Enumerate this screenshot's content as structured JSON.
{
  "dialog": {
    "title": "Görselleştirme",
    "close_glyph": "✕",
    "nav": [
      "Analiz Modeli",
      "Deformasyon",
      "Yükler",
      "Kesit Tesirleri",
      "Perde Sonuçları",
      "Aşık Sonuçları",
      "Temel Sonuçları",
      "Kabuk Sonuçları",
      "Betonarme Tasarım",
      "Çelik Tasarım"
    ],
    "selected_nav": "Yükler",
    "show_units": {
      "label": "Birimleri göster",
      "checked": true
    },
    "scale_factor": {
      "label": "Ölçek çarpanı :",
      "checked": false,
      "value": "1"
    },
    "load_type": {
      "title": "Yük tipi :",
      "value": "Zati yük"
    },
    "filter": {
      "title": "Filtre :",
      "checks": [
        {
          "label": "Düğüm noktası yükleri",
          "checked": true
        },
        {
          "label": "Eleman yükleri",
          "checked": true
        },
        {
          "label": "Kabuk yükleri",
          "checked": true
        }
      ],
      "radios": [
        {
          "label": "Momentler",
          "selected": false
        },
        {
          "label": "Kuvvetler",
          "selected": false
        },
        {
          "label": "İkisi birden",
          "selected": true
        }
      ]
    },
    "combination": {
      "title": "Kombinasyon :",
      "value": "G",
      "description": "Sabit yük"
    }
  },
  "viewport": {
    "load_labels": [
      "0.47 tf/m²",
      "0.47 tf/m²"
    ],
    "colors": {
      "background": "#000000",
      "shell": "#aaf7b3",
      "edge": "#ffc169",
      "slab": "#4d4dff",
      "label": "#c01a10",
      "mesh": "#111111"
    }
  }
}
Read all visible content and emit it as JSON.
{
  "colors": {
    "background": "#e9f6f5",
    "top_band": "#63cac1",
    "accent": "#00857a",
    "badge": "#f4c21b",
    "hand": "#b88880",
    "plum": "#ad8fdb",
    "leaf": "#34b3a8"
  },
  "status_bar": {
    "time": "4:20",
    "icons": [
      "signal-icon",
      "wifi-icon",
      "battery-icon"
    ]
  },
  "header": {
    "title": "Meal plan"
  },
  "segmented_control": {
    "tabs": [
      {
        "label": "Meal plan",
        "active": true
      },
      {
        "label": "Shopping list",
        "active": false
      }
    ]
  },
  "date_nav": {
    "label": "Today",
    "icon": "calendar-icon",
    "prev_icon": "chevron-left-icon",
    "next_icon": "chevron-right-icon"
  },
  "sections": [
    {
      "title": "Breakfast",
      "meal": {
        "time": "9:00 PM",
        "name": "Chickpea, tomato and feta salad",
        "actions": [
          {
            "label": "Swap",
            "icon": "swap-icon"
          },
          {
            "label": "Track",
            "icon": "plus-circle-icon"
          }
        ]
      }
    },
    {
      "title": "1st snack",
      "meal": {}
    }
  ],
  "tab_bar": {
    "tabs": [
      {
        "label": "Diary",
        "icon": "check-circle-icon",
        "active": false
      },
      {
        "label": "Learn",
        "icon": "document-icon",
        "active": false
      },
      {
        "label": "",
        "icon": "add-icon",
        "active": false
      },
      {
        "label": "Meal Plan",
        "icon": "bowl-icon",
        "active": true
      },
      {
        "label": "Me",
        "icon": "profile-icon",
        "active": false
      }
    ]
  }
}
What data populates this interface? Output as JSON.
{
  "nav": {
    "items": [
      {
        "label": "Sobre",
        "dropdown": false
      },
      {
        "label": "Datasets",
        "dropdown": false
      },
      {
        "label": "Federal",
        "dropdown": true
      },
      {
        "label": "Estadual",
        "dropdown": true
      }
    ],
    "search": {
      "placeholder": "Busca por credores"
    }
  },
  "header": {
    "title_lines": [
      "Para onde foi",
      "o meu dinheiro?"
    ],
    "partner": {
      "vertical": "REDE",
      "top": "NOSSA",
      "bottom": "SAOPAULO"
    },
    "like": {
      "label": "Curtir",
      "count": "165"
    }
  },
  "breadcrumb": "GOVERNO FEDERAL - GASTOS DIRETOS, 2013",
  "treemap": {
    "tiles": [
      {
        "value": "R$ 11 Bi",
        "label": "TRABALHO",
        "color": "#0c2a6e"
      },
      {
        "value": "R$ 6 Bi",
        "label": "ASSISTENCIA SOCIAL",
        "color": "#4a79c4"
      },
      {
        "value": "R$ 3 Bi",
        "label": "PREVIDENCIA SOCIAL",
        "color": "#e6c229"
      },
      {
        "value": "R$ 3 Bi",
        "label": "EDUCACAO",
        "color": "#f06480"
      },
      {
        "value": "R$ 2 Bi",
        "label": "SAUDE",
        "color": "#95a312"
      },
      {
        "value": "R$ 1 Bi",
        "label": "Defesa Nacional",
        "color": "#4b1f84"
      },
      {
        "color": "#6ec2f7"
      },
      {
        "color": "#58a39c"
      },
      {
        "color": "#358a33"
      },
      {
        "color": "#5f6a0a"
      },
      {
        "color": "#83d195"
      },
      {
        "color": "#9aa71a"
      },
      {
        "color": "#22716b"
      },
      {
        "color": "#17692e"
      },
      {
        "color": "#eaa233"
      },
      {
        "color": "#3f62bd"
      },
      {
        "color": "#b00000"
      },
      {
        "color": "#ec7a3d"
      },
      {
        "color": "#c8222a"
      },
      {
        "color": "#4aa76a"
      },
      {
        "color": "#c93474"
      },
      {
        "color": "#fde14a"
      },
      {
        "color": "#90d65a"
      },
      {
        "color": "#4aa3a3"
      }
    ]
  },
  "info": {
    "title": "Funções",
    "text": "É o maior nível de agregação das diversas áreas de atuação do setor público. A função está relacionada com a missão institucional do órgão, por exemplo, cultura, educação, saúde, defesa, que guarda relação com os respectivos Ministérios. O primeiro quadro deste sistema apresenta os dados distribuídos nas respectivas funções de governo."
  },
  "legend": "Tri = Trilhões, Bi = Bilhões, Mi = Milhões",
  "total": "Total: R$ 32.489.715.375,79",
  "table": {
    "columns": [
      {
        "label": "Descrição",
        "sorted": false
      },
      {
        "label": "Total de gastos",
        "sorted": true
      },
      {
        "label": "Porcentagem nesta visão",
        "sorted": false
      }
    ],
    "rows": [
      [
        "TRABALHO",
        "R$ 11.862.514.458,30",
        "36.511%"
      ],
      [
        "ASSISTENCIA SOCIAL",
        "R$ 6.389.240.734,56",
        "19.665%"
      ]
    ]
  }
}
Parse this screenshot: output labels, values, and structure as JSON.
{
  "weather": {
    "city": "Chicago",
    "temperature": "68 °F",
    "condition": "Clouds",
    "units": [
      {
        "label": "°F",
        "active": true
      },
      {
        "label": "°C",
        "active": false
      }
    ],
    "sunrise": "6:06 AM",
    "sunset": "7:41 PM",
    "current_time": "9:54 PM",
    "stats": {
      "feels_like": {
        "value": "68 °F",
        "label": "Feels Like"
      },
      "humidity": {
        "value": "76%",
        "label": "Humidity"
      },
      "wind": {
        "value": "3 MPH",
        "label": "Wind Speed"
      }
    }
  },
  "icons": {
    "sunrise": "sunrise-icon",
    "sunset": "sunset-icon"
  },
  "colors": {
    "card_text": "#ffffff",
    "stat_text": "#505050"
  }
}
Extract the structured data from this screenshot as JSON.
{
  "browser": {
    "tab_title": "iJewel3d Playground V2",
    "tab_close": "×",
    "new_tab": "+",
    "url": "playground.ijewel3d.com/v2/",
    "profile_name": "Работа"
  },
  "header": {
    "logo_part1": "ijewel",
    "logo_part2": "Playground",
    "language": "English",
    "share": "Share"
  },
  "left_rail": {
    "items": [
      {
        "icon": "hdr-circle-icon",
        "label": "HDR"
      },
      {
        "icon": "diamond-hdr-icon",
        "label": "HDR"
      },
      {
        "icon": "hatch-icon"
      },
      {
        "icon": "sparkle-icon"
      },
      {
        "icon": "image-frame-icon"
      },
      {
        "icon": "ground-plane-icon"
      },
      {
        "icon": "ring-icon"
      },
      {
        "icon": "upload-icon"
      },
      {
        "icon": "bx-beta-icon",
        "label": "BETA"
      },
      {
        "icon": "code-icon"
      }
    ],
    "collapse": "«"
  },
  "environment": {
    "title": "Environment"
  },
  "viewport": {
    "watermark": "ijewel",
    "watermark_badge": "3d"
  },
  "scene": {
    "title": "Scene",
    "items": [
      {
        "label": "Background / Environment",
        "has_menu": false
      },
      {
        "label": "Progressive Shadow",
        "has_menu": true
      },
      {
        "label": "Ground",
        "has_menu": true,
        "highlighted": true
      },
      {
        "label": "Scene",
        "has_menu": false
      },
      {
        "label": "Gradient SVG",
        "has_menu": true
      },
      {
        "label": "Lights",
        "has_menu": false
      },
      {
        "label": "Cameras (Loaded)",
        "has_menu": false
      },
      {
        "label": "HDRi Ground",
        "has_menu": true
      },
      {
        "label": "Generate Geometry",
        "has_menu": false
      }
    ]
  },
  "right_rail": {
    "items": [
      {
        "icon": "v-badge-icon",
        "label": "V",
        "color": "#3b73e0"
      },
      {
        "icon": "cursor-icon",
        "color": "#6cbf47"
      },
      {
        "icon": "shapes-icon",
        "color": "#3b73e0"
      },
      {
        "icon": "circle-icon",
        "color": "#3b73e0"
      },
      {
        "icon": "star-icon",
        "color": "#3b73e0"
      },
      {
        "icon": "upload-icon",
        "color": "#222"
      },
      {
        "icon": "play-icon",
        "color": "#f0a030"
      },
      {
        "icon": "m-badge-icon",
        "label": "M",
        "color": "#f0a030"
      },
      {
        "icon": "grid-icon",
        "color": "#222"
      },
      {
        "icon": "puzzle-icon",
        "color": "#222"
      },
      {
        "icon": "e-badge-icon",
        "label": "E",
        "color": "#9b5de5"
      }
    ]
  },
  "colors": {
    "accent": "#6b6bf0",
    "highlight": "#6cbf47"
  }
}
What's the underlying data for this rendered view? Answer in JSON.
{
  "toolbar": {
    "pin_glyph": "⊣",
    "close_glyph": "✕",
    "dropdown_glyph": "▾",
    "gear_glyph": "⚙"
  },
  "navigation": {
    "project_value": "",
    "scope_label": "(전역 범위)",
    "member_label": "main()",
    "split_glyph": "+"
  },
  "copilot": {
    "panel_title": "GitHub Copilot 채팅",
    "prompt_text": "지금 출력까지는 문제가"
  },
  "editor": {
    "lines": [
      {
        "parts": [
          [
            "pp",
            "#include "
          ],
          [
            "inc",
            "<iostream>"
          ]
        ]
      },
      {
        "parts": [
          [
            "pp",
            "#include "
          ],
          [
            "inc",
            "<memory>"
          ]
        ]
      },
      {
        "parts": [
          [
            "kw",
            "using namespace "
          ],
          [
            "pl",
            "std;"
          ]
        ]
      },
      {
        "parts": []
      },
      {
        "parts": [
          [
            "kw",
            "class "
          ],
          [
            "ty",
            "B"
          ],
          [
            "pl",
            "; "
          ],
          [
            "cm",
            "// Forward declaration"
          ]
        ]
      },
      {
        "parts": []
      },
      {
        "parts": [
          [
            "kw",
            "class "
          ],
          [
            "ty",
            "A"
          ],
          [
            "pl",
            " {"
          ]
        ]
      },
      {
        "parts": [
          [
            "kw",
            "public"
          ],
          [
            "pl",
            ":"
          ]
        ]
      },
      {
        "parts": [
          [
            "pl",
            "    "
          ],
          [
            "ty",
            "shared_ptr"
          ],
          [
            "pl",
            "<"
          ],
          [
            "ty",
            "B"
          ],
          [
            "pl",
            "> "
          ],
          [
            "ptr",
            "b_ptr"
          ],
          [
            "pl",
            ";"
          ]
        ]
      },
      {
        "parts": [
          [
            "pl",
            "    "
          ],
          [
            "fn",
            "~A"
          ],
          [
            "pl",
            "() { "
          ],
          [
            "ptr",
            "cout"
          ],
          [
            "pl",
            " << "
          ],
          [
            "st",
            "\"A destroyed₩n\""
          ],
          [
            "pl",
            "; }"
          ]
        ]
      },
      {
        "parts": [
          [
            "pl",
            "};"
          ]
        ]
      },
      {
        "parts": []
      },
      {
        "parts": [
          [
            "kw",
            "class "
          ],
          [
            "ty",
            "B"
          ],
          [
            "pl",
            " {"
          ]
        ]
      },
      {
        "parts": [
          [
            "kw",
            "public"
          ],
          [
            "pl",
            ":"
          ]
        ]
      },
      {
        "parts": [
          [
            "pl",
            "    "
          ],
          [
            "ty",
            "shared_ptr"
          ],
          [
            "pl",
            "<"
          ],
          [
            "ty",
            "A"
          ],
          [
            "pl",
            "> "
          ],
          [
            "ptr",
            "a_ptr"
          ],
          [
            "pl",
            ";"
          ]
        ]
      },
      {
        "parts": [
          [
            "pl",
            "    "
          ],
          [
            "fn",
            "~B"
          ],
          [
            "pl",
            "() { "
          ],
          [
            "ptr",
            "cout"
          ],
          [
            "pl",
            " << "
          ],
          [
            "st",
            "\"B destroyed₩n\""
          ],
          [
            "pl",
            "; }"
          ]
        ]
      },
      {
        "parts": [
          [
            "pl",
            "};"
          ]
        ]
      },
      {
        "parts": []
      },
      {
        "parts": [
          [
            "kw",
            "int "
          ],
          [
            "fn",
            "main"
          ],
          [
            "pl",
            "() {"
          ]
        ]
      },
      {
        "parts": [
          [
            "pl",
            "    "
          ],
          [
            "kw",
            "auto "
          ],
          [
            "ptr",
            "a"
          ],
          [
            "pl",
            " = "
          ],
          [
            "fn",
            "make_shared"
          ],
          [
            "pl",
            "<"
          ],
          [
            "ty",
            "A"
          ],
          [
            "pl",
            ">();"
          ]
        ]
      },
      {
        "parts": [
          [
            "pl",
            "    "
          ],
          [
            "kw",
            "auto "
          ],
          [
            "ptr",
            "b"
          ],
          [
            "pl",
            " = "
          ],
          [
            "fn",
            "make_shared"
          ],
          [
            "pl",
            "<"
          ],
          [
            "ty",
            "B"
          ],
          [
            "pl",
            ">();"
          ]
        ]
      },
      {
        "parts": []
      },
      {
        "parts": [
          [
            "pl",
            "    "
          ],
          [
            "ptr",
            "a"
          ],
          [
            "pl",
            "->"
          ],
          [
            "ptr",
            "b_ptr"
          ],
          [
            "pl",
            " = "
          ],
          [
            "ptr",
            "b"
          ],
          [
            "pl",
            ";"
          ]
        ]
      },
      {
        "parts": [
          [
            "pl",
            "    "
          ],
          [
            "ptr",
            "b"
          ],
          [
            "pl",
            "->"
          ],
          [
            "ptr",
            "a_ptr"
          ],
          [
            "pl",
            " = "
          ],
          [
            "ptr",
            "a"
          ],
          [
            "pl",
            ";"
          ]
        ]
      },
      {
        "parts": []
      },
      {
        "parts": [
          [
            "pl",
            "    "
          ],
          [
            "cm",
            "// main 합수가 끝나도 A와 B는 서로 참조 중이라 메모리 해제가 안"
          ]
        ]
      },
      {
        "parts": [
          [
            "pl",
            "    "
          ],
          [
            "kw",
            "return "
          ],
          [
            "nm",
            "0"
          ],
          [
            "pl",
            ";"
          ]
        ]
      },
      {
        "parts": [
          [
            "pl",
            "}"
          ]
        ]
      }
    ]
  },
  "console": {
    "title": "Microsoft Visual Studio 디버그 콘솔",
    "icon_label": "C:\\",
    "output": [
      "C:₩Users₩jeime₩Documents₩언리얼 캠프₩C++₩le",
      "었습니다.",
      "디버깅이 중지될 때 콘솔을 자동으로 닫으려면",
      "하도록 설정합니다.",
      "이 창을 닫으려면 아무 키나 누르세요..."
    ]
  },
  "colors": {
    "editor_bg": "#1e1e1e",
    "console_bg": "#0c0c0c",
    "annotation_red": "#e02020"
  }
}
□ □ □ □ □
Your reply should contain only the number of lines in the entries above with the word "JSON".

6